┌─ RECORDED INFORMATION

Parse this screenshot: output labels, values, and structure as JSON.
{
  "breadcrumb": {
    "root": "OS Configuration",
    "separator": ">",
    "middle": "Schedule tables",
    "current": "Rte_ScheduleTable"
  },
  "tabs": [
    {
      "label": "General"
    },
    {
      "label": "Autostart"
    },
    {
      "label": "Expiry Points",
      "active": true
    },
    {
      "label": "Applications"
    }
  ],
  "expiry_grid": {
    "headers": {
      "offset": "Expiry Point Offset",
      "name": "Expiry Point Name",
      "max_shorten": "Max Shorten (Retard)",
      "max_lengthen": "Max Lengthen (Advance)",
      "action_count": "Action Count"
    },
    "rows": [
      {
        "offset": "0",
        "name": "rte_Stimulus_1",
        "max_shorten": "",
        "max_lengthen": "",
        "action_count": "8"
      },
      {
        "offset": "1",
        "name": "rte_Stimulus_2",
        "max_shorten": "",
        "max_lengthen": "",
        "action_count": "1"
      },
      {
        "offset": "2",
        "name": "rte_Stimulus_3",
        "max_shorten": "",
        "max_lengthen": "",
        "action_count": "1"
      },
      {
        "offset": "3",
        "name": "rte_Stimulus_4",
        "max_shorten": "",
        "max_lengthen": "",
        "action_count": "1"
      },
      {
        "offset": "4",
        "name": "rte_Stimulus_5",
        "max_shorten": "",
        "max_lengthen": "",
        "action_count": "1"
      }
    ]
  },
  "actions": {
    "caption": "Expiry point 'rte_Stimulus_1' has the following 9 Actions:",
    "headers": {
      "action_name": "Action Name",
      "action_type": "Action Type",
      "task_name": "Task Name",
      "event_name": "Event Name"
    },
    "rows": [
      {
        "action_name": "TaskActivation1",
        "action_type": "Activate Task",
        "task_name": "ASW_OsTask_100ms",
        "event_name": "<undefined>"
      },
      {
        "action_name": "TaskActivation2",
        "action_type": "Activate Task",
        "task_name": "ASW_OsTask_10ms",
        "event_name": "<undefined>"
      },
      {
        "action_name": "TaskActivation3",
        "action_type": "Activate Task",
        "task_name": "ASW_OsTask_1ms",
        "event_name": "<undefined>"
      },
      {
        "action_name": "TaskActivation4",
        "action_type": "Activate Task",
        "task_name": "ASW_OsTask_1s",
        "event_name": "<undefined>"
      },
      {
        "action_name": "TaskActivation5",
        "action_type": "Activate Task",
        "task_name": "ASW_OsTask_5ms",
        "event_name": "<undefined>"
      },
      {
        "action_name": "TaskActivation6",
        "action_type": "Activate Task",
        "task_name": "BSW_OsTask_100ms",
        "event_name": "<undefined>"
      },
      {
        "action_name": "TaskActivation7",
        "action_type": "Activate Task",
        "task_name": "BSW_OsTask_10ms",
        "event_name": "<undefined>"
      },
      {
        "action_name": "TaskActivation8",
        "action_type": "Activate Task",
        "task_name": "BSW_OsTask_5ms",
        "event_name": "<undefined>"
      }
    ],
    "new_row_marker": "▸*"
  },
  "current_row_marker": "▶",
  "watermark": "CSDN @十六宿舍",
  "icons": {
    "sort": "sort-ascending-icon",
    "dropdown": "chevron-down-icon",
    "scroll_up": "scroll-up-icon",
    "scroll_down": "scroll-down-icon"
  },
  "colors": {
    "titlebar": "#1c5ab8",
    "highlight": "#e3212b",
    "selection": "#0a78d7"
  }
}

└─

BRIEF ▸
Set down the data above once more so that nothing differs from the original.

OUTPUT FOR THIS EXERCISE ▸
Parse this screenshot: output labels, values, and structure as JSON.
{
  "breadcrumb": {
    "root": "OS Configuration",
    "separator": ">",
    "middle": "Schedule tables",
    "current": "Rte_ScheduleTable"
  },
  "tabs": [
    {
      "label": "General"
    },
    {
      "label": "Autostart"
    },
    {
      "label": "Expiry Points",
      "active": true
    },
    {
      "label": "Applications"
    }
  ],
  "expiry_grid": {
    "headers": {
      "offset": "Expiry Point Offset",
      "name": "Expiry Point Name",
      "max_shorten": "Max Shorten (Retard)",
      "max_lengthen": "Max Lengthen (Advance)",
      "action_count": "Action Count"
    },
    "rows": [
      {
        "offset": "0",
        "name": "rte_Stimulus_1",
        "max_shorten": "",
        "max_lengthen": "",
        "action_count": "8"
      },
      {
        "offset": "1",
        "name": "rte_Stimulus_2",
        "max_shorten": "",
        "max_lengthen": "",
        "action_count": "1"
      },
      {
        "offset": "2",
        "name": "rte_Stimulus_3",
        "max_shorten": "",
        "max_lengthen": "",
        "action_count": "1"
      },
      {
        "offset": "3",
        "name": "rte_Stimulus_4",
        "max_shorten": "",
        "max_lengthen": "",
        "action_count": "1"
      },
      {
        "offset": "4",
        "name": "rte_Stimulus_5",
        "max_shorten": "",
        "max_lengthen": "",
        "action_count": "1"
      }
    ]
  },
  "actions": {
    "caption": "Expiry point 'rte_Stimulus_1' has the following 9 Actions:",
    "headers": {
      "action_name": "Action Name",
      "action_type": "Action Type",
      "task_name": "Task Name",
      "event_name": "Event Name"
    },
    "rows": [
      {
        "action_name": "TaskActivation1",
        "action_type": "Activate Task",
        "task_name": "ASW_OsTask_100ms",
        "event_name": "<undefined>"
      },
      {
        "action_name": "TaskActivation2",
        "action_type": "Activate Task",
        "task_name": "ASW_OsTask_10ms",
        "event_name": "<undefined>"
      },
      {
        "action_name": "TaskActivation3",
        "action_type": "Activate Task",
        "task_name": "ASW_OsTask_1ms",
        "event_name": "<undefined>"
      },
      {
        "action_name": "TaskActivation4",
        "action_type": "Activate Task",
        "task_name": "ASW_OsTask_1s",
        "event_name": "<undefined>"
      },
      {
        "action_name": "TaskActivation5",
        "action_type": "Activate Task",
        "task_name": "ASW_OsTask_5ms",
        "event_name": "<undefined>"
      },
      {
        "action_name": "TaskActivation6",
        "action_type": "Activate Task",
        "task_name": "BSW_OsTask_100ms",
        "event_name": "<undefined>"
      },
      {
        "action_name": "TaskActivation7",
        "action_type": "Activate Task",
        "task_name": "BSW_OsTask_10ms",
        "event_name": "<undefined>"
      },
      {
        "action_name": "TaskActivation8",
        "action_type": "Activate Task",
        "task_name": "BSW_OsTask_5ms",
        "event_name": "<undefined>"
      }
    ],
    "new_row_marker": "▸*"
  },
  "current_row_marker": "▶",
  "watermark": "CSDN @十六宿舍",
  "icons": {
    "sort": "sort-ascending-icon",
    "dropdown": "chevron-down-icon",
    "scroll_up": "scroll-up-icon",
    "scroll_down": "scroll-down-icon"
  },
  "colors": {
    "titlebar": "#1c5ab8",
    "highlight": "#e3212b",
    "selection": "#0a78d7"
  }
}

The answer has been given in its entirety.